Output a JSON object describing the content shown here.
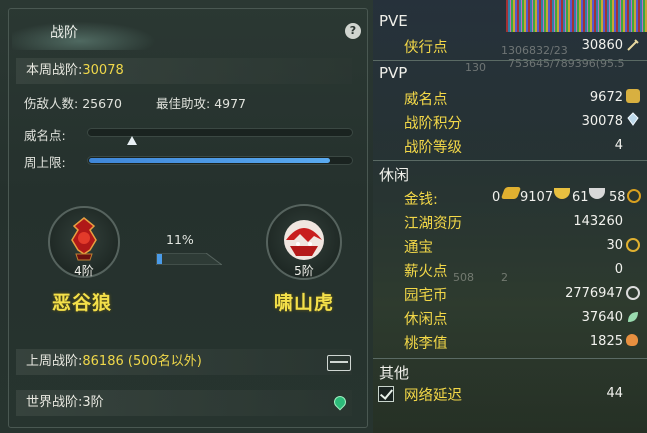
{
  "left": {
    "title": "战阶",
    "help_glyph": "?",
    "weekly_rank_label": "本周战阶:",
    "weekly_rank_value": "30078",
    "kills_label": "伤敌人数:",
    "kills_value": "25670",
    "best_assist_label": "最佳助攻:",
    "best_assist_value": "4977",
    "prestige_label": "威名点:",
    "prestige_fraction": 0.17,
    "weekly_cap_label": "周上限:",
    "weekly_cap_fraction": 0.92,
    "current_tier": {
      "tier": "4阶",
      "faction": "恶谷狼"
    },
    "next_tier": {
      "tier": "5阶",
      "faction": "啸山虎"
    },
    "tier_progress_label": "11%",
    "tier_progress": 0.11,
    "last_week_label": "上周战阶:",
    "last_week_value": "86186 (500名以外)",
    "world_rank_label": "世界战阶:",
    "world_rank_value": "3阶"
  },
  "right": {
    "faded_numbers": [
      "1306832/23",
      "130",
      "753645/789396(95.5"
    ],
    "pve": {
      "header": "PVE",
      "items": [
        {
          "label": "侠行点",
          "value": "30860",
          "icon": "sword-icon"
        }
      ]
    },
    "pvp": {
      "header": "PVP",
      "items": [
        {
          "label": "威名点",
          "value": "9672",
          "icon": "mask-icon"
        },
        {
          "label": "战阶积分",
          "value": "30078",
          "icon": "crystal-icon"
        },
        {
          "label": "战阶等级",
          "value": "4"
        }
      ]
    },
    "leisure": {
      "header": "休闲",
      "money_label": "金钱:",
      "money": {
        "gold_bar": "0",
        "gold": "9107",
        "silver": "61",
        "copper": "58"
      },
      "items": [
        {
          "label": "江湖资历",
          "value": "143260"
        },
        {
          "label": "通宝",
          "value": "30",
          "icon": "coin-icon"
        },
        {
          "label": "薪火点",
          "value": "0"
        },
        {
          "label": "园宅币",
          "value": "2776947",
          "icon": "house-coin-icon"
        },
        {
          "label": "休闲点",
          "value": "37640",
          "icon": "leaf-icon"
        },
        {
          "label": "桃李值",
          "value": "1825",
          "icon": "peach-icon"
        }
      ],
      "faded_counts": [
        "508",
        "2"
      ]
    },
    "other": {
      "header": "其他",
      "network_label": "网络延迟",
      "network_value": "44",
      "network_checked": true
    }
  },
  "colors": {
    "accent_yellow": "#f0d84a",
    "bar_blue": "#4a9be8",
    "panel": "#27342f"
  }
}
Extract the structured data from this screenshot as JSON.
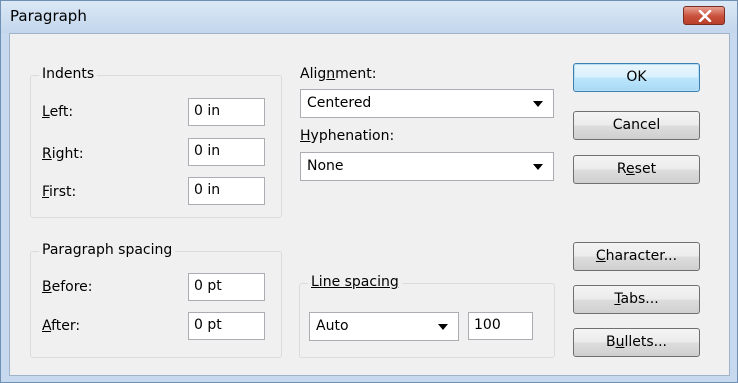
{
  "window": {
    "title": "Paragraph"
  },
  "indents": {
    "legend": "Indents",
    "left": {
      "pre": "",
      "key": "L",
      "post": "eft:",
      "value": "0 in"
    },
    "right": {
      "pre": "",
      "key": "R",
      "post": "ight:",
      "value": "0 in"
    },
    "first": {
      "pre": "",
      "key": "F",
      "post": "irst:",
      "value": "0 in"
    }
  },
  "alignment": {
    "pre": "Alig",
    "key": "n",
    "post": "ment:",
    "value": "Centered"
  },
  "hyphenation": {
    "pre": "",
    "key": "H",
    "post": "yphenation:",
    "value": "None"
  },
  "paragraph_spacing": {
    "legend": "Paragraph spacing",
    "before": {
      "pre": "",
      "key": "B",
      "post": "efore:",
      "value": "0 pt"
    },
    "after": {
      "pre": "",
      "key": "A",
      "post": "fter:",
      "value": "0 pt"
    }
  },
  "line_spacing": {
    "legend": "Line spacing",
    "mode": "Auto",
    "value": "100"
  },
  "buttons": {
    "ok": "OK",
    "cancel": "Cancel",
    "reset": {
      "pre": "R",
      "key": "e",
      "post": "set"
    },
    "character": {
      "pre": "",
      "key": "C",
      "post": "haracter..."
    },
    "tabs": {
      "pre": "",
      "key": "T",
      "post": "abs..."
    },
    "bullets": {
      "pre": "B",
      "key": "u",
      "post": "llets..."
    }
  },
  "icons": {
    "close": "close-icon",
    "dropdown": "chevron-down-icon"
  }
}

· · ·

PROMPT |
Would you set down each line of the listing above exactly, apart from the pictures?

YOUR RESPONSE |
Output a JSON object describing the content shown here.
{
  "left": {
    "title": "战阶",
    "help_glyph": "?",
    "weekly_rank_label": "本周战阶:",
    "weekly_rank_value": "30078",
    "kills_label": "伤敌人数:",
    "kills_value": "25670",
    "best_assist_label": "最佳助攻:",
    "best_assist_value": "4977",
    "prestige_label": "威名点:",
    "prestige_fraction": 0.17,
    "weekly_cap_label": "周上限:",
    "weekly_cap_fraction": 0.92,
    "current_tier": {
      "tier": "4阶",
      "faction": "恶谷狼"
    },
    "next_tier": {
      "tier": "5阶",
      "faction": "啸山虎"
    },
    "tier_progress_label": "11%",
    "tier_progress": 0.11,
    "last_week_label": "上周战阶:",
    "last_week_value": "86186 (500名以外)",
    "world_rank_label": "世界战阶:",
    "world_rank_value": "3阶"
  },
  "right": {
    "faded_numbers": [
      "1306832/23",
      "130",
      "753645/789396(95.5"
    ],
    "pve": {
      "header": "PVE",
      "items": [
        {
          "label": "侠行点",
          "value": "30860",
          "icon": "sword-icon"
        }
      ]
    },
    "pvp": {
      "header": "PVP",
      "items": [
        {
          "label": "威名点",
          "value": "9672",
          "icon": "mask-icon"
        },
        {
          "label": "战阶积分",
          "value": "30078",
          "icon": "crystal-icon"
        },
        {
          "label": "战阶等级",
          "value": "4"
        }
      ]
    },
    "leisure": {
      "header": "休闲",
      "money_label": "金钱:",
      "money": {
        "gold_bar": "0",
        "gold": "9107",
        "silver": "61",
        "copper": "58"
      },
      "items": [
        {
          "label": "江湖资历",
          "value": "143260"
        },
        {
          "label": "通宝",
          "value": "30",
          "icon": "coin-icon"
        },
        {
          "label": "薪火点",
          "value": "0"
        },
        {
          "label": "园宅币",
          "value": "2776947",
          "icon": "house-coin-icon"
        },
        {
          "label": "休闲点",
          "value": "37640",
          "icon": "leaf-icon"
        },
        {
          "label": "桃李值",
          "value": "1825",
          "icon": "peach-icon"
        }
      ],
      "faded_counts": [
        "508",
        "2"
      ]
    },
    "other": {
      "header": "其他",
      "network_label": "网络延迟",
      "network_value": "44",
      "network_checked": true
    }
  },
  "colors": {
    "accent_yellow": "#f0d84a",
    "bar_blue": "#4a9be8",
    "panel": "#27342f"
  }
}
Extract the structured data from this screenshot as JSON.
{
  "window": {
    "title": "Paragraph"
  },
  "indents": {
    "legend": "Indents",
    "left": {
      "pre": "",
      "key": "L",
      "post": "eft:",
      "value": "0 in"
    },
    "right": {
      "pre": "",
      "key": "R",
      "post": "ight:",
      "value": "0 in"
    },
    "first": {
      "pre": "",
      "key": "F",
      "post": "irst:",
      "value": "0 in"
    }
  },
  "alignment": {
    "pre": "Alig",
    "key": "n",
    "post": "ment:",
    "value": "Centered"
  },
  "hyphenation": {
    "pre": "",
    "key": "H",
    "post": "yphenation:",
    "value": "None"
  },
  "paragraph_spacing": {
    "legend": "Paragraph spacing",
    "before": {
      "pre": "",
      "key": "B",
      "post": "efore:",
      "value": "0 pt"
    },
    "after": {
      "pre": "",
      "key": "A",
      "post": "fter:",
      "value": "0 pt"
    }
  },
  "line_spacing": {
    "legend": "Line spacing",
    "mode": "Auto",
    "value": "100"
  },
  "buttons": {
    "ok": "OK",
    "cancel": "Cancel",
    "reset": {
      "pre": "R",
      "key": "e",
      "post": "set"
    },
    "character": {
      "pre": "",
      "key": "C",
      "post": "haracter..."
    },
    "tabs": {
      "pre": "",
      "key": "T",
      "post": "abs..."
    },
    "bullets": {
      "pre": "B",
      "key": "u",
      "post": "llets..."
    }
  },
  "icons": {
    "close": "close-icon",
    "dropdown": "chevron-down-icon"
  }
}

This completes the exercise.